TASK PROMPT: How many lines of these entries hold the string "this"? Reply with the number alone.

Dataset rows describing interfaces:
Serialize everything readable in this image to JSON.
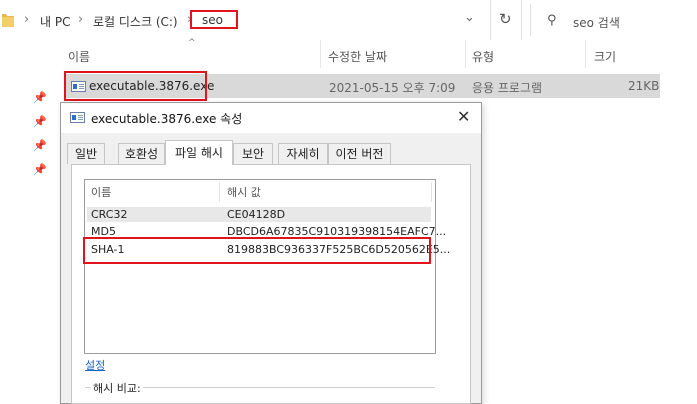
{
  "explorer": {
    "breadcrumb": [
      "내 PC",
      "로컬 디스크 (C:)",
      "seo"
    ],
    "search_placeholder": "seo 검색",
    "columns": [
      "이름",
      "수정한 날짜",
      "유형",
      "크기"
    ],
    "file": {
      "name": "executable.3876.exe",
      "modified": "2021-05-15 오후 7:09",
      "type": "응용 프로그램",
      "size": "21KB"
    }
  },
  "dialog": {
    "title": "executable.3876.exe 속성",
    "tabs": [
      "일반",
      "호환성",
      "파일 해시",
      "보안",
      "자세히",
      "이전 버전"
    ],
    "active_tab": "파일 해시",
    "list_headers": [
      "이름",
      "해시 값"
    ],
    "hashes": [
      {
        "name": "CRC32",
        "value": "CE04128D"
      },
      {
        "name": "MD5",
        "value": "DBCD6A67835C910319398154EAFC7..."
      },
      {
        "name": "SHA-1",
        "value": "819883BC936337F525BC6D520562E5..."
      }
    ],
    "settings_link": "설정",
    "compare_label": "해시 비교:"
  },
  "colors": {
    "highlight_box": "#e0141e",
    "selected_row": "#d9d9d9",
    "link": "#1a66c4"
  }
}
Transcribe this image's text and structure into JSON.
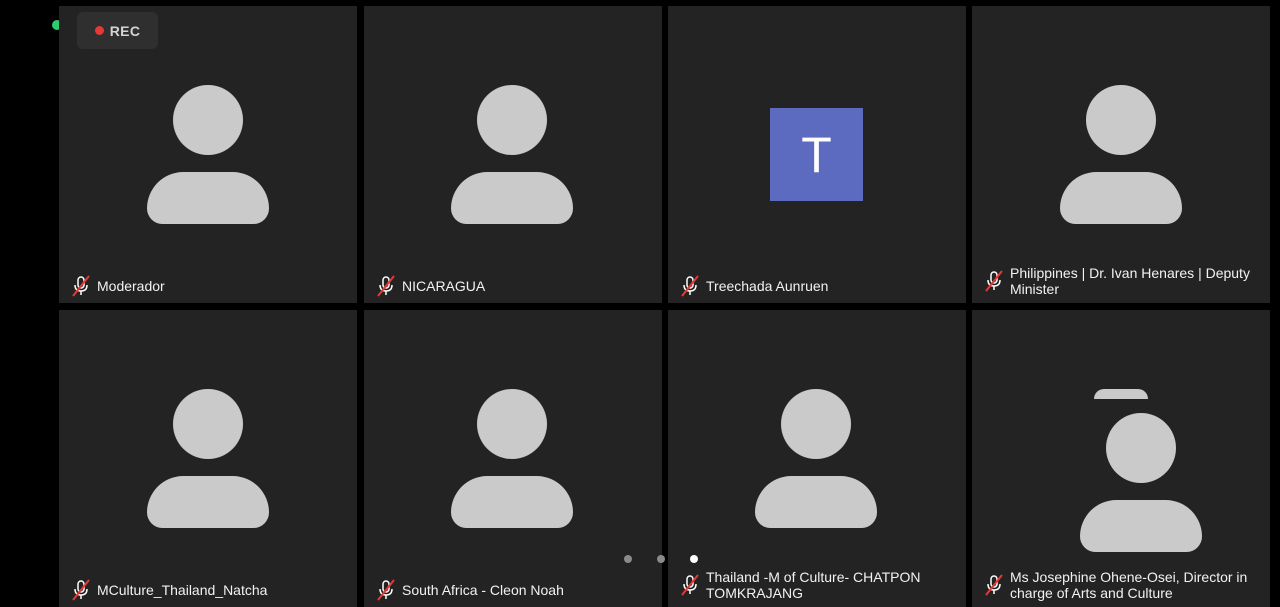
{
  "recording": {
    "label": "REC",
    "color": "#e53935"
  },
  "status_dot_color": "#2ecc71",
  "participants": [
    {
      "name": "Moderador",
      "avatar": "person-placeholder",
      "muted": true
    },
    {
      "name": "NICARAGUA",
      "avatar": "person-placeholder",
      "muted": true
    },
    {
      "name": "Treechada Aunruen",
      "avatar": "letter",
      "initial": "T",
      "avatar_color": "#5c6bc0",
      "muted": true
    },
    {
      "name": "Philippines | Dr. Ivan Henares | Deputy Minister",
      "avatar": "person-placeholder",
      "muted": true
    },
    {
      "name": "MCulture_Thailand_Natcha",
      "avatar": "person-placeholder",
      "muted": true
    },
    {
      "name": "South Africa - Cleon Noah",
      "avatar": "person-placeholder",
      "muted": true
    },
    {
      "name": "Thailand -M of Culture- CHATPON TOMKRAJANG",
      "avatar": "person-placeholder",
      "muted": true
    },
    {
      "name": "Ms Josephine Ohene-Osei, Director in charge of Arts and Culture",
      "avatar": "person-placeholder",
      "muted": true
    }
  ],
  "pagination": {
    "pages": 3,
    "current": 3
  },
  "icons": {
    "mic": "mic-muted-icon"
  }
}
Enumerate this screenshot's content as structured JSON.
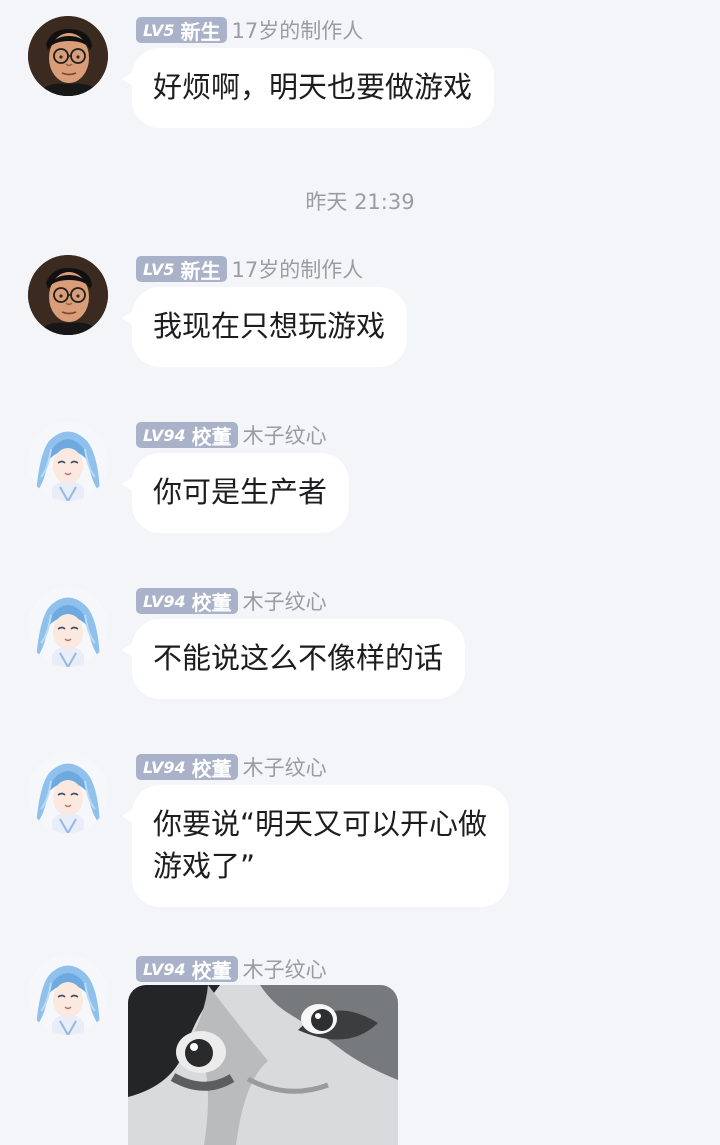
{
  "timestamp": "昨天 21:39",
  "messages": [
    {
      "badge_level": "LV5",
      "badge_title": "新生",
      "sender": "17岁的制作人",
      "text": "好烦啊，明天也要做游戏"
    },
    {
      "badge_level": "LV5",
      "badge_title": "新生",
      "sender": "17岁的制作人",
      "text": "我现在只想玩游戏"
    },
    {
      "badge_level": "LV94",
      "badge_title": "校董",
      "sender": "木子纹心",
      "text": "你可是生产者"
    },
    {
      "badge_level": "LV94",
      "badge_title": "校董",
      "sender": "木子纹心",
      "text": "不能说这么不像样的话"
    },
    {
      "badge_level": "LV94",
      "badge_title": "校董",
      "sender": "木子纹心",
      "text": "你要说“明天又可以开心做\n游戏了”"
    },
    {
      "badge_level": "LV94",
      "badge_title": "校董",
      "sender": "木子纹心",
      "image_description": "image-message"
    }
  ],
  "colors": {
    "background": "#f4f5f9",
    "bubble": "#ffffff",
    "badge": "#a9b2c9",
    "meta_text": "#9a9ca1",
    "message_text": "#1d1d1f"
  }
}
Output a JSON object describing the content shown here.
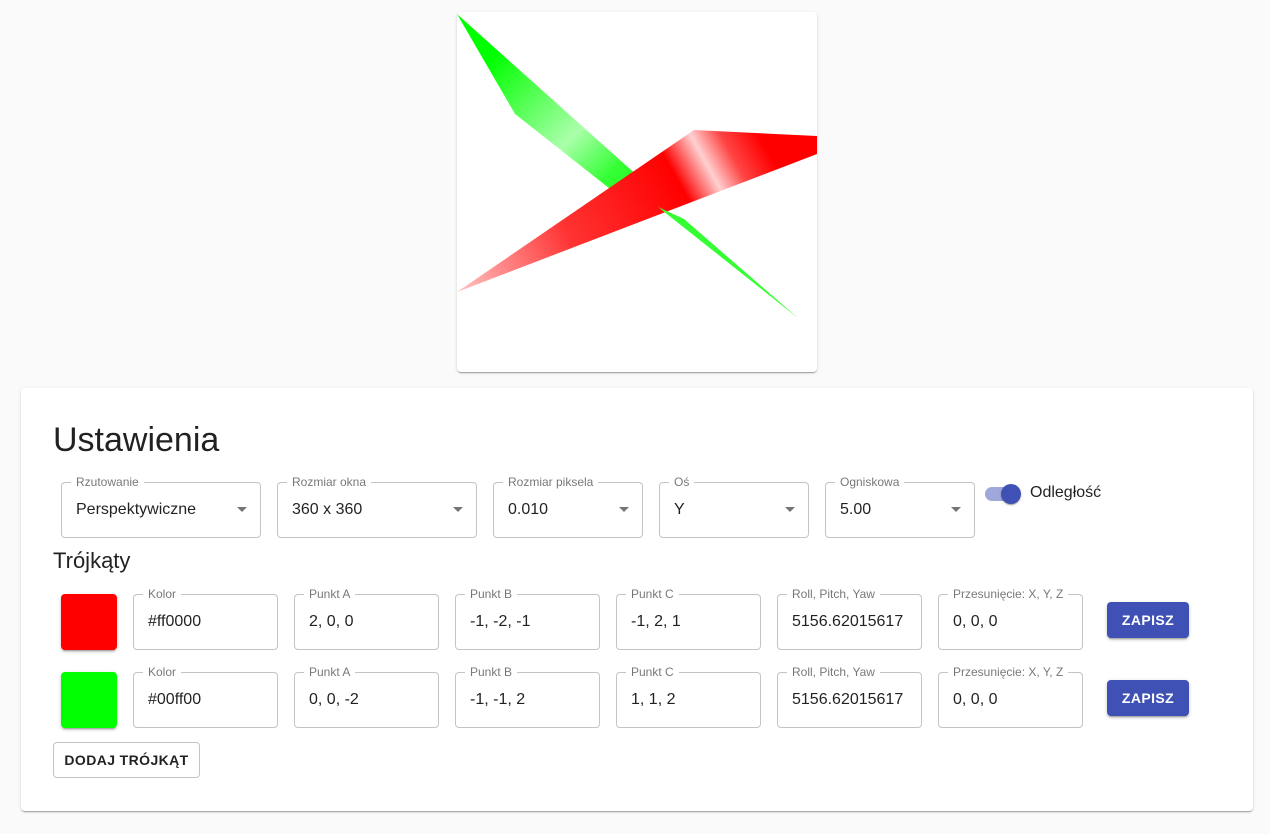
{
  "render": {
    "background": "#ffffff",
    "triangle_colors": [
      "#ff0000",
      "#00ff00"
    ]
  },
  "settings": {
    "title": "Ustawienia",
    "projection": {
      "label": "Rzutowanie",
      "value": "Perspektywiczne"
    },
    "window_size": {
      "label": "Rozmiar okna",
      "value": "360 x 360"
    },
    "pixel_size": {
      "label": "Rozmiar piksela",
      "value": "0.010"
    },
    "axis": {
      "label": "Oś",
      "value": "Y"
    },
    "focal": {
      "label": "Ogniskowa",
      "value": "5.00"
    },
    "distance_toggle": {
      "label": "Odległość",
      "checked": true
    }
  },
  "triangles": {
    "title": "Trójkąty",
    "labels": {
      "color": "Kolor",
      "point_a": "Punkt A",
      "point_b": "Punkt B",
      "point_c": "Punkt C",
      "rotation": "Roll, Pitch, Yaw",
      "translation": "Przesunięcie: X, Y, Z"
    },
    "items": [
      {
        "color": "#ff0000",
        "point_a": "2, 0, 0",
        "point_b": "-1, -2, -1",
        "point_c": "-1, 2, 1",
        "rotation": "5156.62015617",
        "translation": "0, 0, 0",
        "save_label": "ZAPISZ"
      },
      {
        "color": "#00ff00",
        "point_a": "0, 0, -2",
        "point_b": "-1, -1, 2",
        "point_c": "1, 1, 2",
        "rotation": "5156.62015617",
        "translation": "0, 0, 0",
        "save_label": "ZAPISZ"
      }
    ],
    "add_label": "DODAJ TRÓJKĄT"
  },
  "colors": {
    "primary": "#3f51b5",
    "page_background": "#fafafa"
  }
}
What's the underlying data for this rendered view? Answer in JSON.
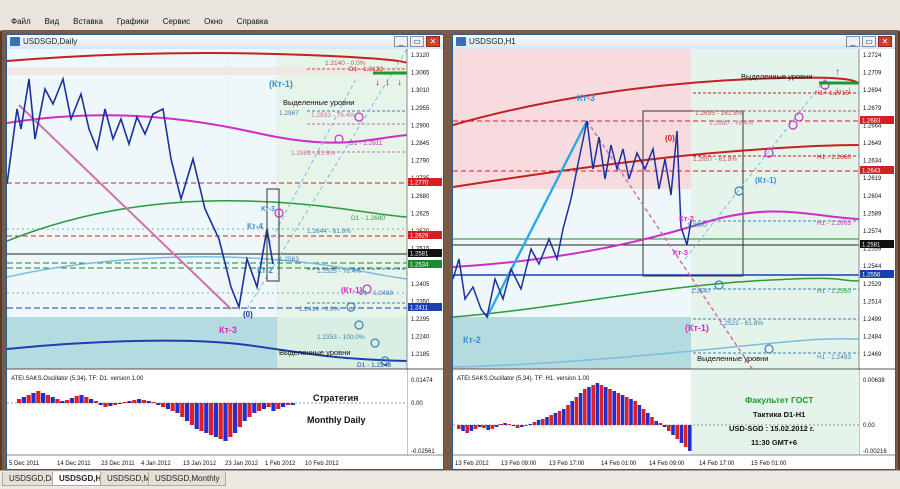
{
  "menu": [
    "Файл",
    "Вид",
    "Вставка",
    "Графики",
    "Сервис",
    "Окно",
    "Справка"
  ],
  "window_buttons": {
    "minimize": "_",
    "restore": "▭",
    "close": "✕"
  },
  "tabs": [
    {
      "label": "USDSGD,Daily",
      "active": false
    },
    {
      "label": "USDSGD,H1",
      "active": true
    },
    {
      "label": "USDSGD,M15",
      "active": false
    },
    {
      "label": "USDSGD,Monthly",
      "active": false
    }
  ],
  "daily": {
    "title": "USDSGD,Daily",
    "price_scale": [
      "1.3120",
      "1.3065",
      "1.3010",
      "1.2955",
      "1.2900",
      "1.2845",
      "1.2790",
      "1.2735",
      "1.2680",
      "1.2625",
      "1.2570",
      "1.2515",
      "1.2460",
      "1.2405",
      "1.2350",
      "1.2295",
      "1.2240",
      "1.2185"
    ],
    "price_tags": [
      {
        "text": "1.2770",
        "color": "#d42020"
      },
      {
        "text": "1.2629",
        "color": "#d42020"
      },
      {
        "text": "1.2581",
        "color": "#111111"
      },
      {
        "text": "1.2534",
        "color": "#1a8a2a"
      },
      {
        "text": "1.2411",
        "color": "#1a3fb0"
      }
    ],
    "level_labels": [
      {
        "text": "1.3140 - 0.0%",
        "color": "#c45050"
      },
      {
        "text": "D1 - 1.3132",
        "color": "#c42020"
      },
      {
        "text": "1.2967",
        "color": "#3a7fb8"
      },
      {
        "text": "1.2933 - 76.4%",
        "color": "#d070a0"
      },
      {
        "text": "D1 - 1.2911",
        "color": "#c030c0"
      },
      {
        "text": "1.2883 - 61.8%",
        "color": "#d070a0"
      },
      {
        "text": "D1 - 1.2690",
        "color": "#2a9a3a"
      },
      {
        "text": "1.2644 - 61.8%",
        "color": "#3a7fb8"
      },
      {
        "text": "1.2563",
        "color": "#3a7fb8"
      },
      {
        "text": "1.2525 - 76.4%",
        "color": "#3a7fb8"
      },
      {
        "text": "D1 - 1.2488",
        "color": "#3a7fb8"
      },
      {
        "text": "1.2414 - 0.0%",
        "color": "#3a7fb8"
      },
      {
        "text": "1.2353 - 100.0%",
        "color": "#3a7fb8"
      },
      {
        "text": "D1 - 1.2248",
        "color": "#1a3fb0"
      }
    ],
    "annotations": {
      "kt1_top": "(Кт-1)",
      "selected_top": "Выделенные уровни",
      "selected_bottom": "Выделенные уровни",
      "kt3": "Кт-3",
      "kt4": "Кт-4",
      "kt3_small": "Кт-3",
      "kt2": "Кт-2",
      "zero": "(0)",
      "kt1_low": "(Кт-1)"
    },
    "oscillator": {
      "label": "ATEI.SAKS.Oscillator (5,34). TF: D1. version 1.00",
      "scale": [
        "0.01474",
        "0.00",
        "-0.02561"
      ],
      "text1": "Стратегия",
      "text2": "Monthly Daily"
    },
    "time_axis": [
      "5 Dec 2011",
      "14 Dec 2011",
      "23 Dec 2011",
      "4 Jan 2012",
      "13 Jan 2012",
      "23 Jan 2012",
      "1 Feb 2012",
      "10 Feb 2012"
    ]
  },
  "h1": {
    "title": "USDSGD,H1",
    "price_scale": [
      "1.2724",
      "1.2709",
      "1.2694",
      "1.2679",
      "1.2664",
      "1.2649",
      "1.2634",
      "1.2619",
      "1.2604",
      "1.2589",
      "1.2574",
      "1.2559",
      "1.2544",
      "1.2529",
      "1.2514",
      "1.2499",
      "1.2484",
      "1.2469"
    ],
    "price_tags": [
      {
        "text": "1.2683",
        "color": "#d42020"
      },
      {
        "text": "1.2643",
        "color": "#d42020"
      },
      {
        "text": "1.2581",
        "color": "#111111"
      },
      {
        "text": "1.2556",
        "color": "#1a3fb0"
      }
    ],
    "level_labels": [
      {
        "text": "H1 - 1.2715",
        "color": "#c42020"
      },
      {
        "text": "1.2695 - 161.8%",
        "color": "#c45050"
      },
      {
        "text": "1.2680 - 76.4%",
        "color": "#d070a0"
      },
      {
        "text": "1.2657 - 61.8%",
        "color": "#c45050"
      },
      {
        "text": "H1 - 1.2660",
        "color": "#c42020"
      },
      {
        "text": "H1 - 1.2605",
        "color": "#c030c0"
      },
      {
        "text": "1.2600",
        "color": "#3a7fb8"
      },
      {
        "text": "H1 - 1.2550",
        "color": "#2a9a3a"
      },
      {
        "text": "1.2547",
        "color": "#3a7fb8"
      },
      {
        "text": "1.2522 - 61.8%",
        "color": "#3a7fb8"
      },
      {
        "text": "H1 - 1.2493",
        "color": "#3a7fb8"
      }
    ],
    "annotations": {
      "kt3": "Кт-3",
      "selected_top": "Выделенные уровни",
      "selected_bottom": "Выделенные уровни",
      "zero": "(0)",
      "kt1": "(Кт-1)",
      "kt2_small": "Кт-2",
      "kt3_small": "Кт-3",
      "kt1_low": "(Кт-1)",
      "kt2": "Кт-2"
    },
    "oscillator": {
      "label": "ATEI.SAKS.Oscillator (5,34). TF: H1. version 1.00",
      "scale": [
        "0.00638",
        "0.00",
        "-0.00216"
      ],
      "line1": "Факультет ГОСТ",
      "line2": "Тактика D1-H1",
      "line3": "USD-SGD : 15.02.2012 г.",
      "line4": "11:30 GMT+6"
    },
    "time_axis": [
      "13 Feb 2012",
      "13 Feb 09:00",
      "13 Feb 17:00",
      "14 Feb 01:00",
      "14 Feb 09:00",
      "14 Feb 17:00",
      "15 Feb 01:00"
    ]
  }
}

WRITTEN SOLUTION: 4